### Data for this exercise
=======
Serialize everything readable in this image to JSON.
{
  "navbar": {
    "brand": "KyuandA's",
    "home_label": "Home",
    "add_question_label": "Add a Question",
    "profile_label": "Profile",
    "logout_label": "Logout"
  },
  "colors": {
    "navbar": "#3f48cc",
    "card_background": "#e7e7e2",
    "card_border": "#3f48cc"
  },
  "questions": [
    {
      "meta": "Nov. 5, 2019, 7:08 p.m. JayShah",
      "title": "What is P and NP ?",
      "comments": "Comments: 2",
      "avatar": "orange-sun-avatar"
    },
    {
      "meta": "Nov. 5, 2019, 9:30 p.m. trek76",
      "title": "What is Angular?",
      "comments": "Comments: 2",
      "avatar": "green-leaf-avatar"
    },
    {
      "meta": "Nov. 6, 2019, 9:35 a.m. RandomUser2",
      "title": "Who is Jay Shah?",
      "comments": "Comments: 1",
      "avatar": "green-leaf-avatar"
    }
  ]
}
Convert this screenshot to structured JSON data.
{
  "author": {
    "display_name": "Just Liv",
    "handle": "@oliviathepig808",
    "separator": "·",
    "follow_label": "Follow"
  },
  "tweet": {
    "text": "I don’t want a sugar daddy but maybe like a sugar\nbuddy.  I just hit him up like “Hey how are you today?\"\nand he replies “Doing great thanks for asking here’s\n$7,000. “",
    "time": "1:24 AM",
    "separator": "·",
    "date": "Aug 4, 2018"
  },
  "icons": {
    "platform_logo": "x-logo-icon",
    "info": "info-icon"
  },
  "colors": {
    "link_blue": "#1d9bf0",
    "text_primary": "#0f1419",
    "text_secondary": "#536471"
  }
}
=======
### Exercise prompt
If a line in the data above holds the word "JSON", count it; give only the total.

### Solution to the exercise
2